Why women speak less in public

Women’s public voice is not heard

Why women talk less in public

If you want to know why women talk less in public – and they do – let’s go right back to the first recorded example of a man telling a woman to ‘shut up’.

At the very start of Western literature you’ll find an interesting (but depressingly familiar) demonstration of how a young man puts his older, wiser mother in her place in Homer’s Odyssey.

When Penelope issues an instruction to the bards in her home, Telemachus says: “Mother, go back up into your quarters, and take up your own work, the loom and the distaff … speech will be the business of men, all men, and of me most of all; for mine is the power in this household.”

Mary Beard recounts the exchange in a thought-provoking piece about how women’s voices were not heard in public from the get-go.

“More than that,” she writes, “as Homer has it, an integral part of growing up, as a man, is learning to take control of public utterance and to silence the female of the species.”
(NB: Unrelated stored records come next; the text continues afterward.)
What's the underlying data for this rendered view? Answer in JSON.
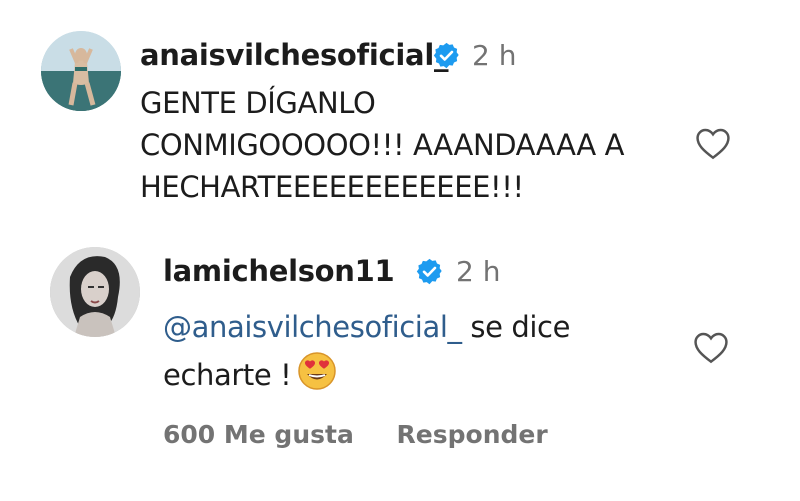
{
  "comments": [
    {
      "username": "anaisvilchesoficial_",
      "verified": true,
      "time": "2 h",
      "lines": [
        "GENTE DÍGANLO",
        "CONMIGOOOOO!!! AAANDAAAA A",
        "HECHARTEEEEEEEEEEEE!!!"
      ],
      "like_icon": "heart-outline-icon"
    },
    {
      "username": "lamichelson11",
      "verified": true,
      "time": "2 h",
      "mention": "@anaisvilchesoficial_",
      "line1_rest": " se dice",
      "line2": "echarte !",
      "emoji": "heart-eyes-emoji",
      "like_icon": "heart-outline-icon",
      "likes_label": "600 Me gusta",
      "reply_label": "Responder"
    }
  ],
  "colors": {
    "verified": "#1d9bf0",
    "mention": "#2f5d8c",
    "secondary_text": "#737373"
  }
}
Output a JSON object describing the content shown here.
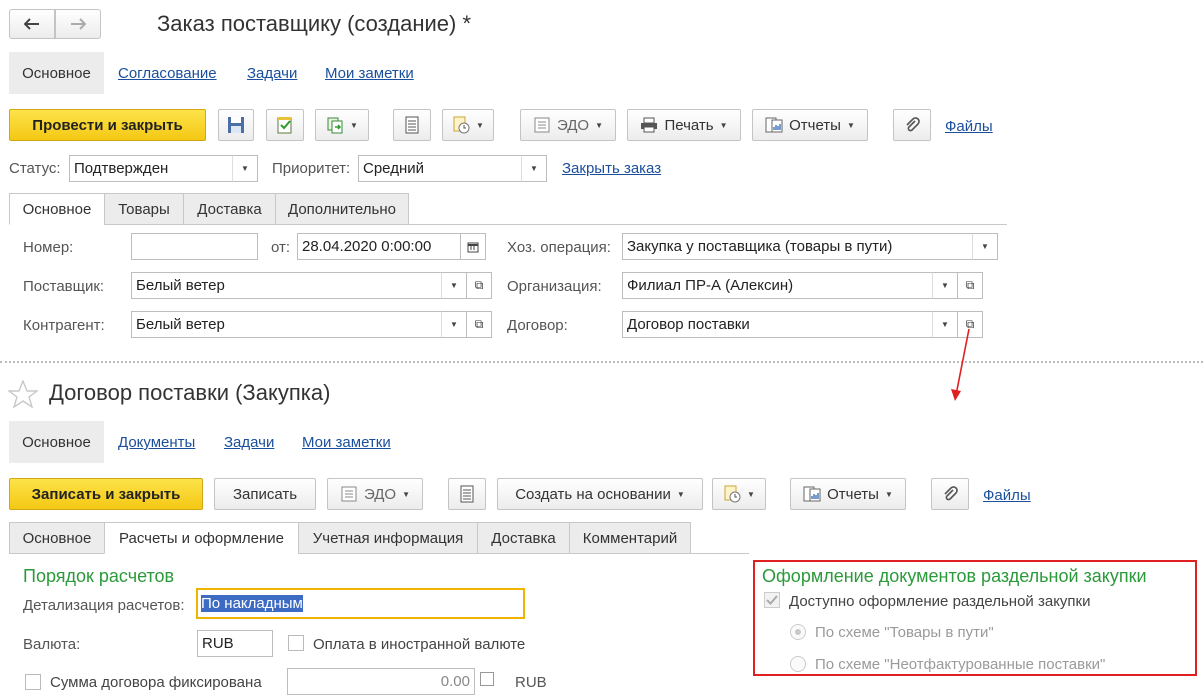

It’s hardly surprising then to find, two millennia later, that women don’t get asked to speak on conference and media panels.

And whatever you might think about women being the chatty gender, think again. In her blog, academic Debbie Cameron debunks the myth that women are incessant talkers.

The statistics consistently show that men do most of the talking in mixed-gender discussions.

So why does that happen? Cameron outlines three explanations that have been popular since the 1970s.

  1. Women are brought up to be less assertive.
  2. Women are less competitive than men.
  3. Women tend to stay silent when men interrupt them, ‘mansplain’ them or ignore their contributions.

The problem, however, goes far deeper than that, says Cameron who has identified a number of reasons why women talk less in public:

  • Women don’t support each other.
  • Women don’t break the rules.
  • Women don’t have strength in numbers – just look at the Dail.
  • Women don’t have seniority.

Sheryl Sandberg, COO of Facebook and Adam Grant, author of Give and Take, say the only real way to get women’s voices heard is to give them more leadership positions. What do you think?